In pastoral areas, herders have already lost 2.5M livestock, according to UN
A drought in northern Kenya is worsening, despite the country receiving sporadic rainfall in November, which weather forecasters say will not be sufficient.
Chris Ngetich, a climate scientist from the Kenya Meteorological Department (KMD), in a statement noted that “in most parts of the country, we’re likely to receive depressed rainfall, and increased probabilities (of such rainfall) are likely over the eastern and northern sectors.”
KMD has said that during October, November and December, most areas are likely to see a generally poor distribution of rain but noted that despite the lack of sufficient rainfall, isolated storms capable of causing flash floods are possible.
In northern Kenya, locals have taken to digging for drinking and cooking water underground in dangerous sand pits that they dig in dry riverbeds.
Anadolu Agency caught up with James Ole Siran, a 41-year-old nomadic pastoralist who owns 14 camels and 15 goats in the village of Lekkuruki in Samburu county together with his wife and two sons. They had spent hours digging a two-meter (6.5-foot) pit in the sand in search of water.
“This water is brown, salty and murky, but it is key to the survival of our livestock. Look around and you will find many holes like this in the sand. It is our only source of water right now as we wait for the rains,” Siran said.
Siran said he had lost more than half of his camel population and dozens of other livestock in the current drought, which the government has warned is the worst that Kenya has witnessed in 40 years.
Nkerai Namuka, another pastoralist, said that in his village, many are relying on food aid.
“We have nothing to eat. Most of our animals died months ago, when the drought situation became worse. Right now, we rely mostly on aid. There is no water. And without water, there is no pasture. That is why people are digging these wells in the sand. The pits can collapse at any time,” Namuka said.

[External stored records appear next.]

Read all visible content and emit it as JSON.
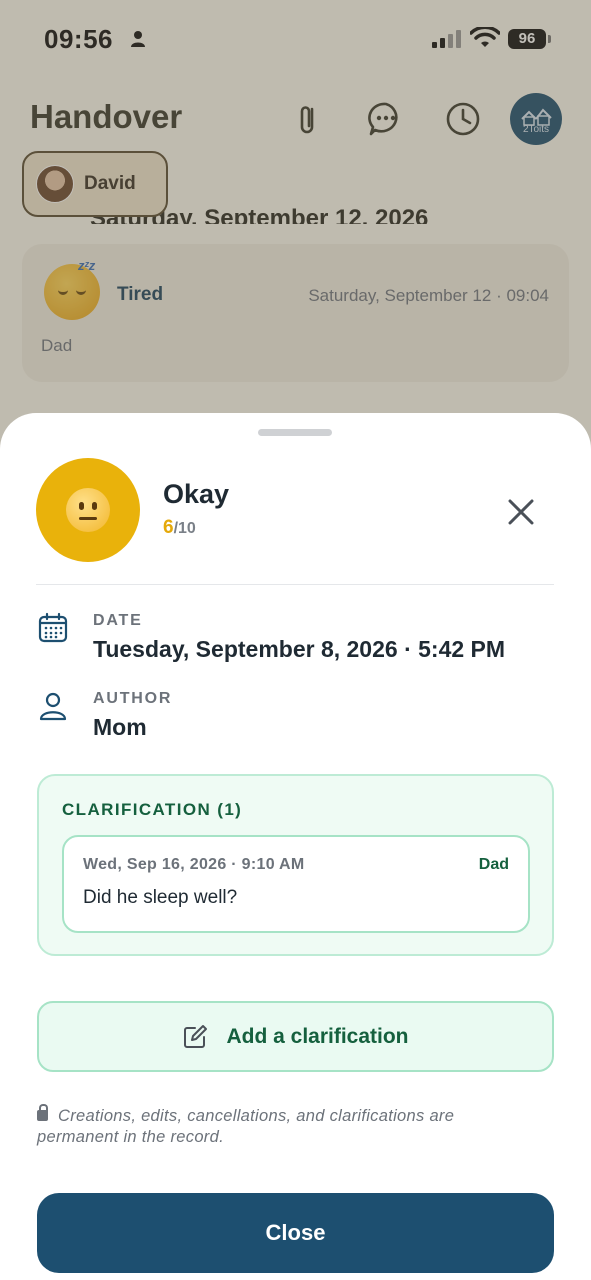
{
  "status_bar": {
    "time": "09:56",
    "battery": "96"
  },
  "header": {
    "title": "Handover",
    "logo_text": "2Toits",
    "icons": [
      "paperclip-icon",
      "chat-icon",
      "clock-icon"
    ]
  },
  "filter_chip": {
    "name": "David"
  },
  "background": {
    "date_heading": "Saturday, September 12, 2026",
    "entry": {
      "mood": "Tired",
      "datetime": "Saturday, September 12 · 09:04",
      "author": "Dad",
      "emoji": "sleeping-face"
    }
  },
  "sheet": {
    "mood": {
      "label": "Okay",
      "score": "6",
      "max": "/10",
      "emoji": "neutral-face",
      "color": "#e9b20b"
    },
    "date": {
      "label": "DATE",
      "value": "Tuesday, September 8, 2026 · 5:42 PM"
    },
    "author": {
      "label": "AUTHOR",
      "value": "Mom"
    },
    "clarifications": {
      "title": "CLARIFICATION (1)",
      "items": [
        {
          "date": "Wed, Sep 16, 2026 · 9:10 AM",
          "author": "Dad",
          "text": "Did he sleep well?"
        }
      ]
    },
    "add_button": {
      "label": "Add a clarification"
    },
    "notice": "Creations, edits, cancellations, and clarifications are permanent in the record.",
    "close_button": {
      "label": "Close"
    }
  },
  "colors": {
    "primary": "#1d4f70",
    "success": "#15603e",
    "mood_okay": "#e9b20b"
  }
}
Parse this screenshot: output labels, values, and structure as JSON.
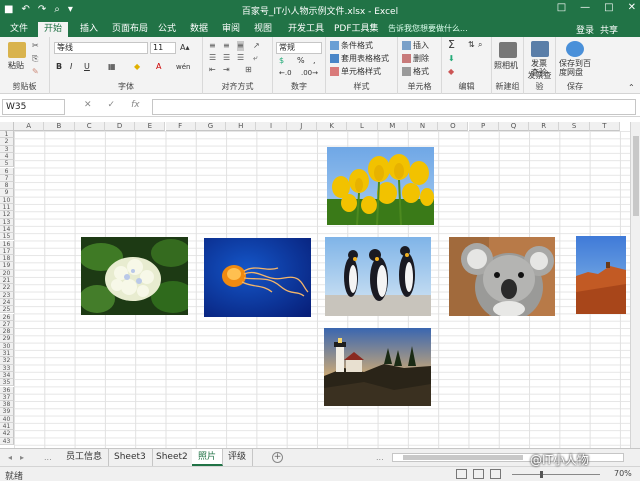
{
  "app": {
    "window_title": "百家号_IT小人物示例文件.xlsx - Excel",
    "qat": {
      "save": "■",
      "undo": "↶",
      "redo": "↷",
      "preview": "⌕",
      "more": "▾"
    },
    "window_buttons": {
      "ribbon_opts": "□",
      "minimize": "—",
      "maximize": "□",
      "close": "✕"
    }
  },
  "menu": {
    "tabs": [
      "文件",
      "开始",
      "插入",
      "页面布局",
      "公式",
      "数据",
      "审阅",
      "视图",
      "开发工具",
      "PDF工具集"
    ],
    "active": "开始",
    "tell_me": "告诉我您想要做什么...",
    "sign_in": "登录",
    "share": "共享"
  },
  "ribbon": {
    "clipboard": {
      "paste": "粘贴",
      "group": "剪贴板"
    },
    "font": {
      "name": "等线",
      "size": "11",
      "bold": "B",
      "italic": "I",
      "underline": "U",
      "wen": "wén",
      "group": "字体"
    },
    "alignment": {
      "group": "对齐方式"
    },
    "number": {
      "format": "常规",
      "percent": "%",
      "comma": ",",
      "group": "数字"
    },
    "styles": {
      "conditional": "条件格式",
      "table": "套用表格格式",
      "cell": "单元格样式",
      "group": "样式"
    },
    "cells": {
      "insert": "插入",
      "delete": "删除",
      "format": "格式",
      "group": "单元格"
    },
    "editing": {
      "sum": "Σ",
      "group": "编辑"
    },
    "newgroup": {
      "camera": "照相机",
      "group": "新建组"
    },
    "invoice": {
      "check": "发票查验",
      "group": "发票查验"
    },
    "save": {
      "save_baidu": "保存到百度网盘",
      "group": "保存"
    }
  },
  "formula_bar": {
    "name_box": "W35",
    "cancel": "✕",
    "enter": "✓",
    "fx": "fx",
    "formula": ""
  },
  "grid": {
    "columns": [
      "A",
      "B",
      "C",
      "D",
      "E",
      "F",
      "G",
      "H",
      "I",
      "J",
      "K",
      "L",
      "M",
      "N",
      "O",
      "P",
      "Q",
      "R",
      "S",
      "T"
    ],
    "row_count": 43
  },
  "photos": [
    {
      "id": "tulips",
      "subject": "tulips"
    },
    {
      "id": "hydrangea",
      "subject": "hydrangea"
    },
    {
      "id": "jellyfish",
      "subject": "jellyfish"
    },
    {
      "id": "penguins",
      "subject": "penguins"
    },
    {
      "id": "koala",
      "subject": "koala"
    },
    {
      "id": "desert",
      "subject": "desert"
    },
    {
      "id": "lighthouse",
      "subject": "lighthouse"
    }
  ],
  "sheets": {
    "tabs": [
      "员工信息",
      "Sheet3",
      "Sheet2",
      "照片",
      "评级"
    ],
    "active": "照片",
    "add": "+",
    "nav_prev": "◂",
    "nav_next": "▸",
    "nav_more": "..."
  },
  "status": {
    "text": "就绪",
    "zoom": "70%",
    "watermark": "@IT小人物"
  }
}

The United Nations Refugee Agency, UNHCR, released a statement Tuesday with other humanitarian aid partners calling for $472.6 million in aid in 2023 to respond to the drought to help 4.3 million drought-affected people.

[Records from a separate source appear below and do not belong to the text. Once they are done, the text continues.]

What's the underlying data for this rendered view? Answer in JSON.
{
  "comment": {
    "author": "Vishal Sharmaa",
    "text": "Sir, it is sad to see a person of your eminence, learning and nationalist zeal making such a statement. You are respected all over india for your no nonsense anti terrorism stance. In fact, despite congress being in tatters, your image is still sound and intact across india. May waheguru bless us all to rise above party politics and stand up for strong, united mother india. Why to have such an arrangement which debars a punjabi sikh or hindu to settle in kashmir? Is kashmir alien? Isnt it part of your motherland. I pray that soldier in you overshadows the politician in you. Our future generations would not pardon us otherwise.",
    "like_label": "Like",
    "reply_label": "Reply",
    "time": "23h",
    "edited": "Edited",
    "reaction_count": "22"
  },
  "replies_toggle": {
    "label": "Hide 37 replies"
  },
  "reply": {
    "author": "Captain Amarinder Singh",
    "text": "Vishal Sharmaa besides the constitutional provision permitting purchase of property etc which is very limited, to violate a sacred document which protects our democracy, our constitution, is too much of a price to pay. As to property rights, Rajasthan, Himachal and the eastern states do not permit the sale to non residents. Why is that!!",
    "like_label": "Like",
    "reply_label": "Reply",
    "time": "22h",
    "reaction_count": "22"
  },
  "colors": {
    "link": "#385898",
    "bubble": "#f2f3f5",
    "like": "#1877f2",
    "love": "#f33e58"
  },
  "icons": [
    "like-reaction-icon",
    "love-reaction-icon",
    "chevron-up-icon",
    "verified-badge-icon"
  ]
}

“In pastoral areas, herders have already lost 2.5 million livestock as a result of the drought. Early projections indicate the possibility of a sixth consecutive poor rainy season from March to May 2023,” the UN warned.

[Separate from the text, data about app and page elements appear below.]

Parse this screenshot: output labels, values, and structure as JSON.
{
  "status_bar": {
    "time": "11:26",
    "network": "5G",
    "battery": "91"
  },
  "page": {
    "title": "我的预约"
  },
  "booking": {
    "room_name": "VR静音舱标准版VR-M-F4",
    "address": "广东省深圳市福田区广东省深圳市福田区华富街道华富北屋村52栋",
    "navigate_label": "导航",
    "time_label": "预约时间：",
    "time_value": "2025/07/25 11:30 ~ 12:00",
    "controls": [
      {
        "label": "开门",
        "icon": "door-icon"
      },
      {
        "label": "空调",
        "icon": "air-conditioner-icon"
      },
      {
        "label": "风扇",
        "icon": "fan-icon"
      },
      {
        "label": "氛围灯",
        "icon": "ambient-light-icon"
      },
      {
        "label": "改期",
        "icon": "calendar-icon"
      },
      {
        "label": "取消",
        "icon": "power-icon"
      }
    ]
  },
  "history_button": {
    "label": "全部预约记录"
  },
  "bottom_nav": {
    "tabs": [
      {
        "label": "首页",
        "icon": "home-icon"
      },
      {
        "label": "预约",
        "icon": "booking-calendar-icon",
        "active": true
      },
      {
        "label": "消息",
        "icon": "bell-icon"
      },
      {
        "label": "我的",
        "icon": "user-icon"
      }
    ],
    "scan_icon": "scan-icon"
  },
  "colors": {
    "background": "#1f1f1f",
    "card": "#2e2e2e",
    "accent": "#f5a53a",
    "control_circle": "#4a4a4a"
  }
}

Ukraine donates 25,000 tons of wheat to Kenya
Kenya’s Deputy President Rigathi Gachagua on Tuesday appealed for help to aid drought-ravaged communities across Kenya as he received wheat aid for drought victims from Ukraine.
Despite the war with Russia, Ukraine donated 25,000 metric tons of wheat to Kenya on Tuesday. Gachagua said the wheat will be distributed to counties severely affected by the ongoing drought.
“Our resources cannot be sufficient to address the challenges of climate change. Therefore, the government is appealing for assistance to address the resource gap in implementing drought interventions to minimize losses and catastrophic farming yields,” he said.
According to the UN, at least 4.35 million people in Kenya go to bed hungry, and approximately 5 million people do not have enough water for drinking, cooking or cleaning due to the drought.
Communities in the Horn of Africa, including Kenya, Somalia and Ethiopia, are bracing for the worst drought in decades as they prepare for a fifth consecutive dry season. Across the three countries, over 36 million people are affected.